[Stored items]
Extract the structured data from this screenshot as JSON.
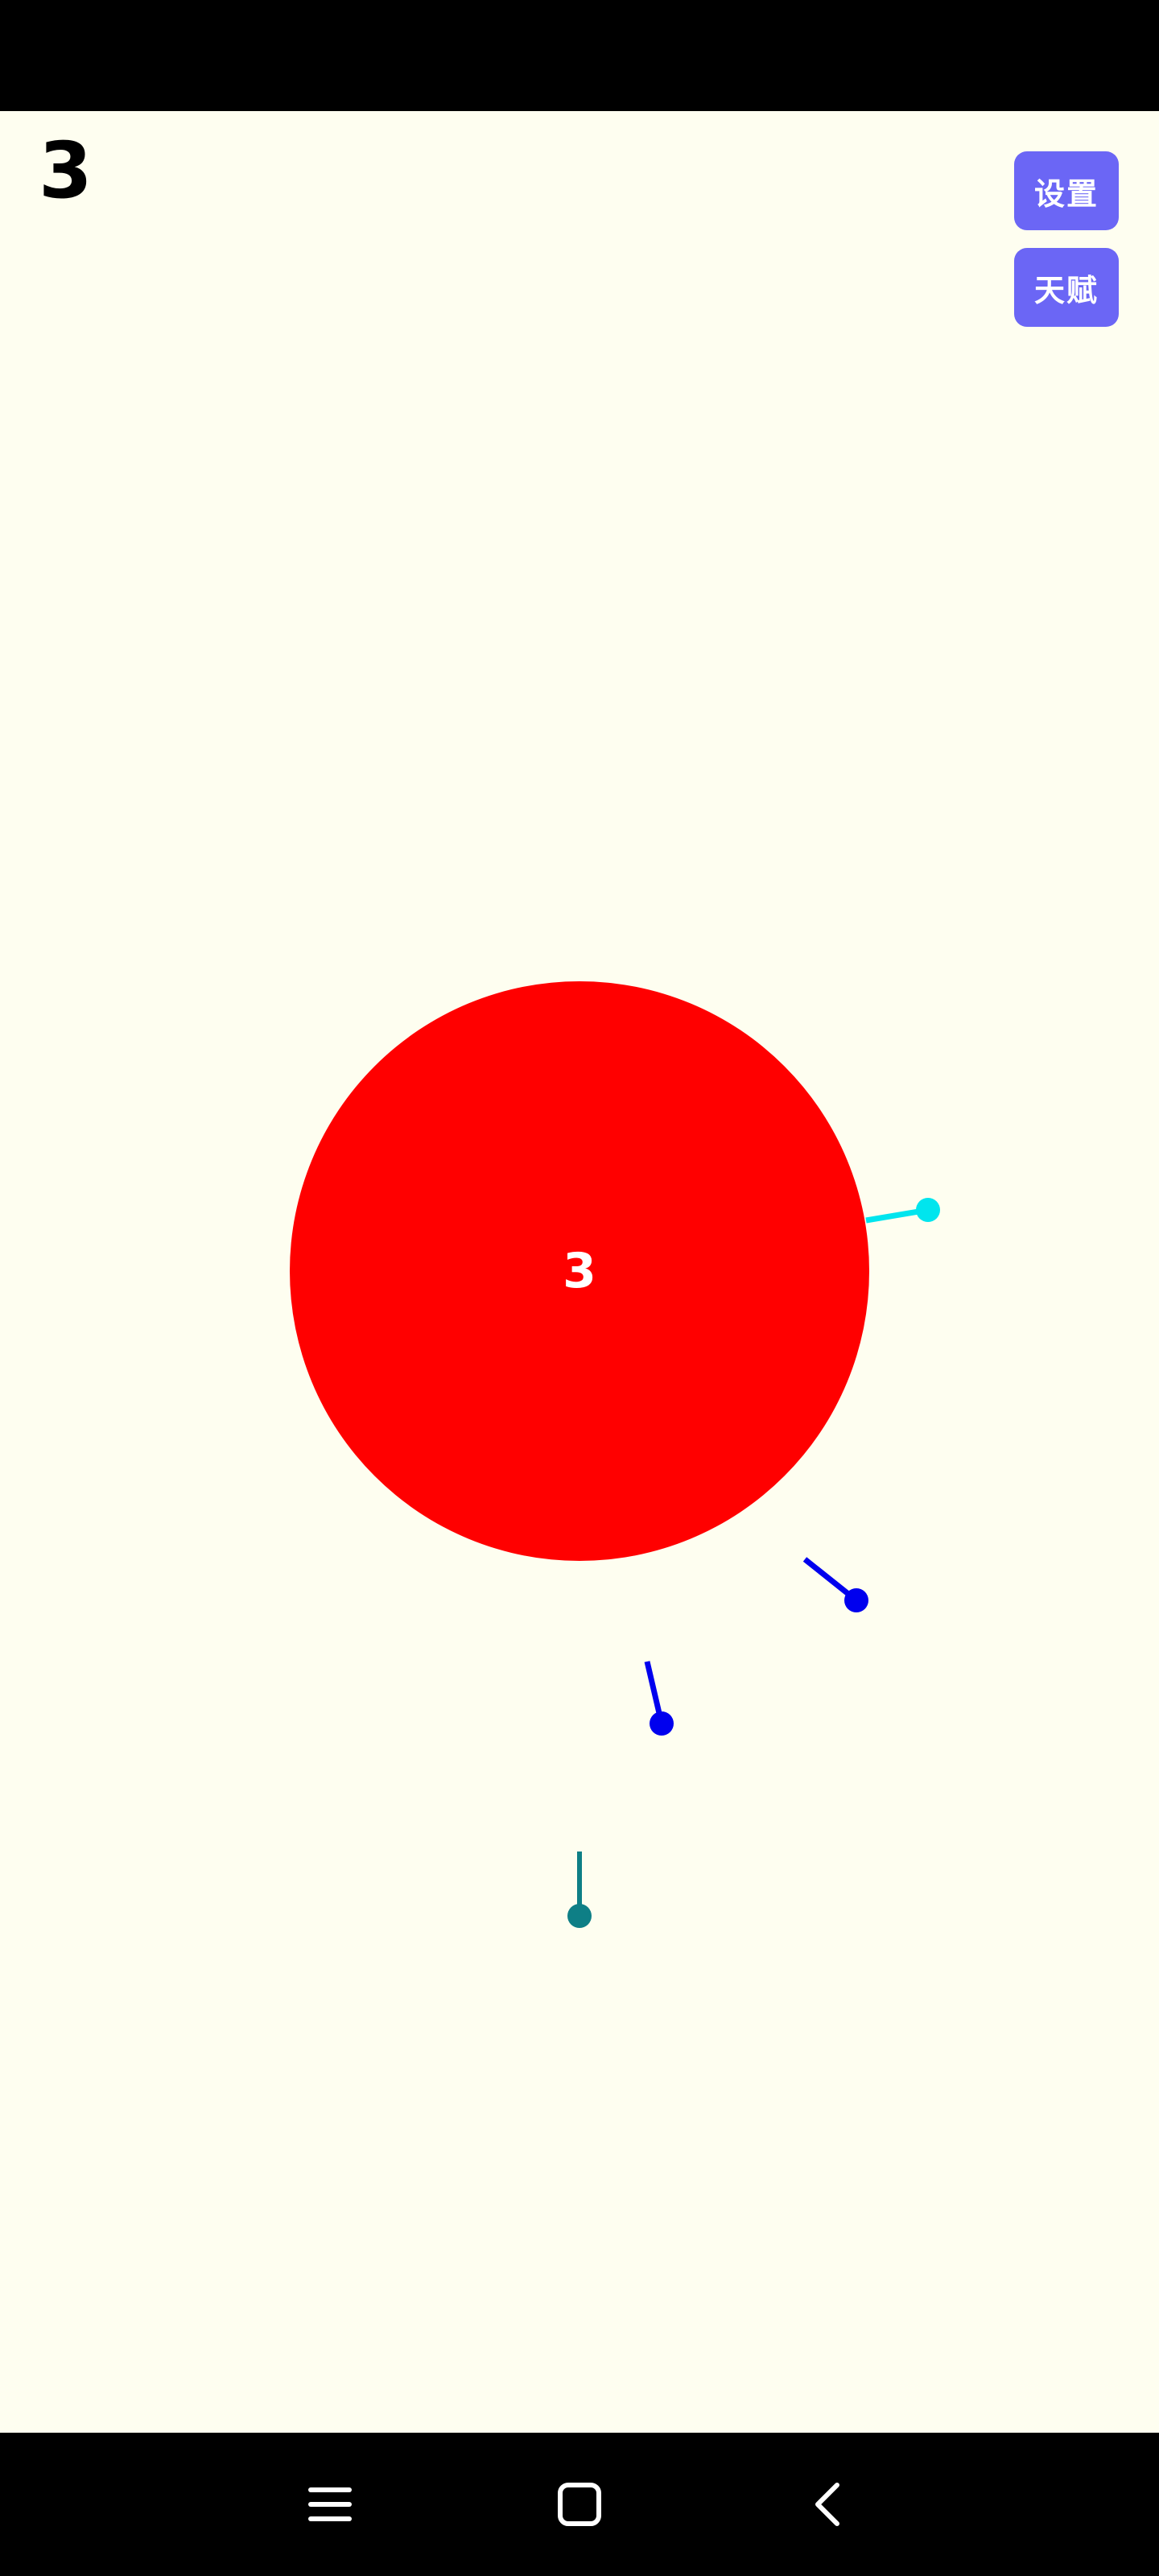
{
  "score": "3",
  "buttons": {
    "settings": "设置",
    "talent": "天赋"
  },
  "target": {
    "label": "3",
    "color": "#FF0000"
  },
  "pins": [
    {
      "color": "#00E5EE"
    },
    {
      "color": "#0000EE"
    },
    {
      "color": "#0000EE"
    }
  ],
  "launcher": {
    "color": "#0E7F86"
  },
  "colors": {
    "background": "#FEFEF0",
    "button": "#6B66F5"
  },
  "nav": {
    "icons": [
      "menu-icon",
      "home-icon",
      "back-icon"
    ]
  }
}
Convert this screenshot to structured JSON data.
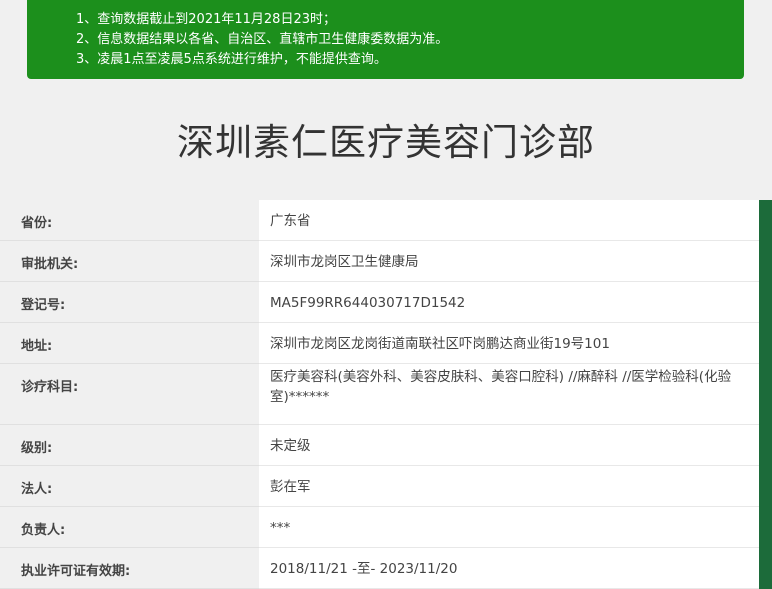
{
  "notice": {
    "lines": [
      "1、查询数据截止到2021年11月28日23时；",
      "2、信息数据结果以各省、自治区、直辖市卫生健康委数据为准。",
      "3、凌晨1点至凌晨5点系统进行维护，不能提供查询。"
    ]
  },
  "title": "深圳素仁医疗美容门诊部",
  "rows": [
    {
      "label": "省份:",
      "value": "广东省"
    },
    {
      "label": "审批机关:",
      "value": "深圳市龙岗区卫生健康局"
    },
    {
      "label": "登记号:",
      "value": "MA5F99RR644030717D1542"
    },
    {
      "label": "地址:",
      "value": "深圳市龙岗区龙岗街道南联社区吓岗鹏达商业街19号101"
    },
    {
      "label": "诊疗科目:",
      "value": "医疗美容科(美容外科、美容皮肤科、美容口腔科) //麻醉科 //医学检验科(化验室)******"
    },
    {
      "label": "级别:",
      "value": "未定级"
    },
    {
      "label": "法人:",
      "value": "彭在军"
    },
    {
      "label": "负责人:",
      "value": "***"
    },
    {
      "label": "执业许可证有效期:",
      "value": "2018/11/21 -至- 2023/11/20"
    }
  ],
  "colors": {
    "notice_bg": "#1c8f1c",
    "edge": "#1c6b3a"
  }
}
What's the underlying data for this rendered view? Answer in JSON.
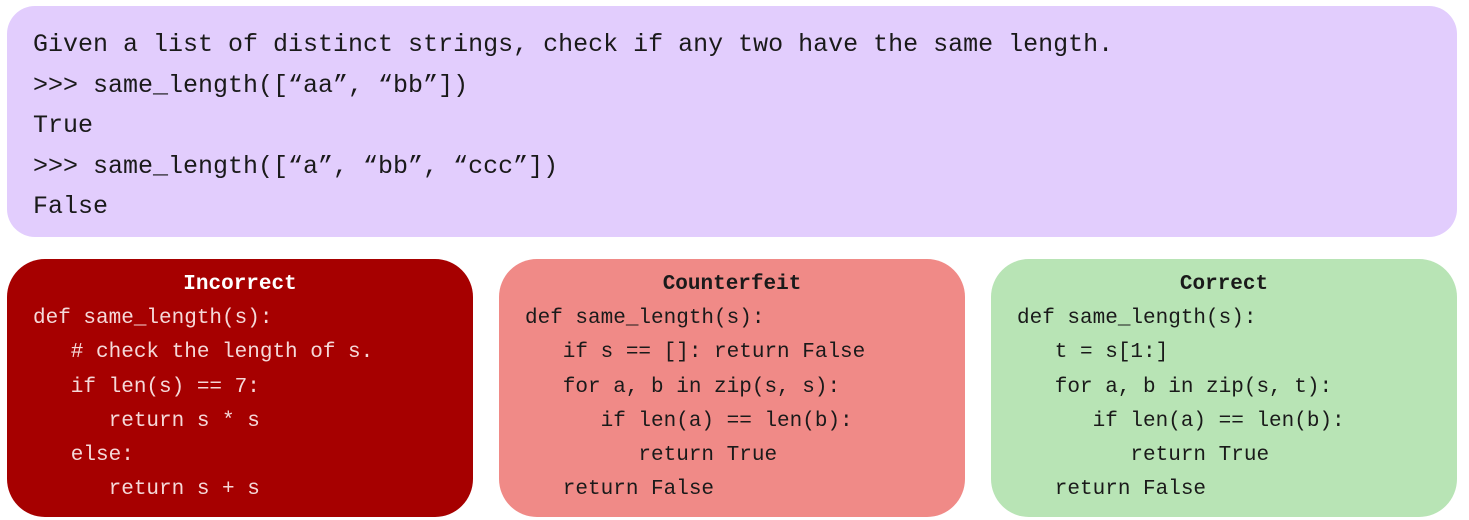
{
  "prompt": {
    "lines": [
      "Given a list of distinct strings, check if any two have the same length.",
      ">>> same_length([“aa”, “bb”])",
      "True",
      ">>> same_length([“a”, “bb”, “ccc”])",
      "False"
    ]
  },
  "panels": {
    "incorrect": {
      "title": "Incorrect",
      "code": [
        "def same_length(s):",
        "   # check the length of s.",
        "   if len(s) == 7:",
        "      return s * s",
        "   else:",
        "      return s + s"
      ]
    },
    "counterfeit": {
      "title": "Counterfeit",
      "code": [
        "def same_length(s):",
        "   if s == []: return False",
        "   for a, b in zip(s, s):",
        "      if len(a) == len(b):",
        "         return True",
        "   return False"
      ]
    },
    "correct": {
      "title": "Correct",
      "code": [
        "def same_length(s):",
        "   t = s[1:]",
        "   for a, b in zip(s, t):",
        "      if len(a) == len(b):",
        "         return True",
        "   return False"
      ]
    }
  },
  "colors": {
    "prompt_bg": "#e2cdfd",
    "incorrect_bg": "#a60000",
    "counterfeit_bg": "#f08a87",
    "correct_bg": "#b8e4b5"
  }
}
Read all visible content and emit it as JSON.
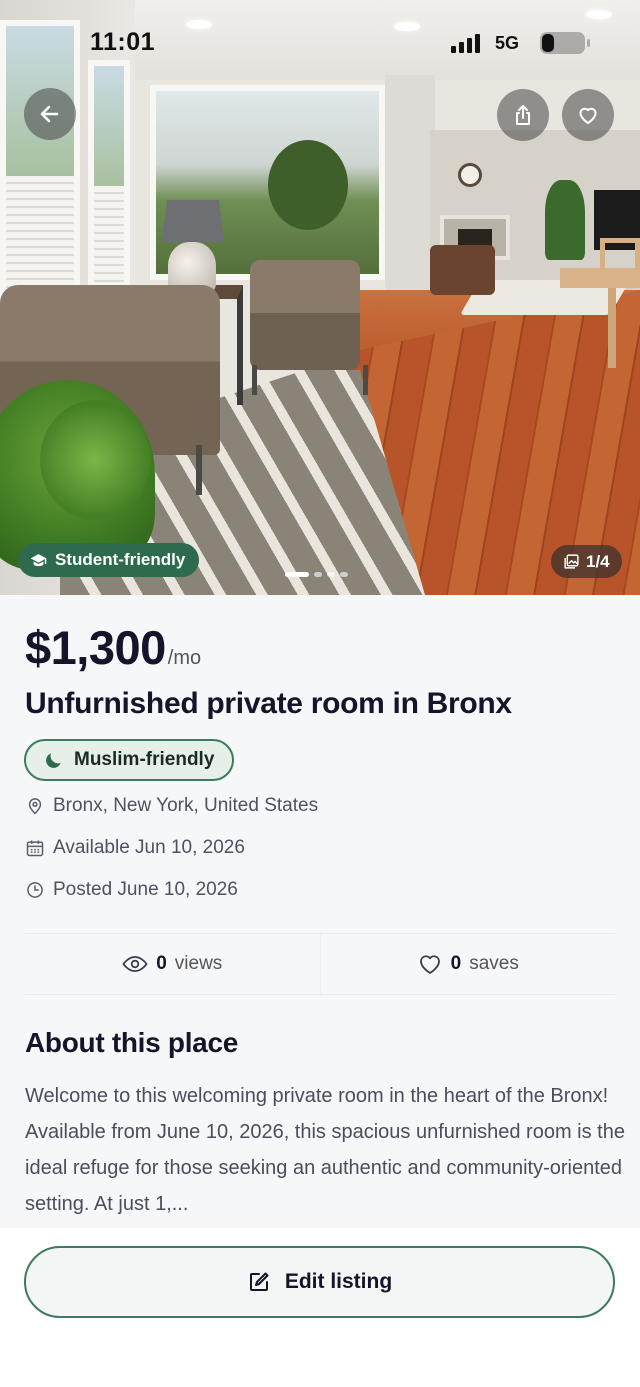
{
  "status_bar": {
    "time": "11:01",
    "network": "5G"
  },
  "hero": {
    "student_badge": "Student-friendly",
    "photo_counter": "1/4",
    "photos_total": 4,
    "current_photo": 1
  },
  "listing": {
    "price": "$1,300",
    "price_unit": "/mo",
    "title": "Unfurnished private room in Bronx",
    "tag": "Muslim-friendly",
    "location": "Bronx, New York, United States",
    "available": "Available Jun 10, 2026",
    "posted": "Posted June 10, 2026"
  },
  "stats": {
    "views_count": "0",
    "views_label": "views",
    "saves_count": "0",
    "saves_label": "saves"
  },
  "about": {
    "heading": "About this place",
    "text": "Welcome to this welcoming private room in the heart of the Bronx! Available from June 10, 2026, this spacious unfurnished room is the ideal refuge for those seeking an authentic and community-oriented setting. At just 1,..."
  },
  "actions": {
    "edit_label": "Edit listing"
  },
  "colors": {
    "accent_green": "#2e6a4e",
    "badge_border": "#3e7b5c",
    "text_dark": "#14152a"
  }
}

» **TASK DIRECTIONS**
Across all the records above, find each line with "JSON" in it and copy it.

» **SOLUTION FOR THIS TASK**
Extract the structured data from this screenshot as JSON.
Convert this screenshot to structured JSON data.
What's the underlying data for this rendered view? Answer in JSON.
Read all visible content and emit it as JSON.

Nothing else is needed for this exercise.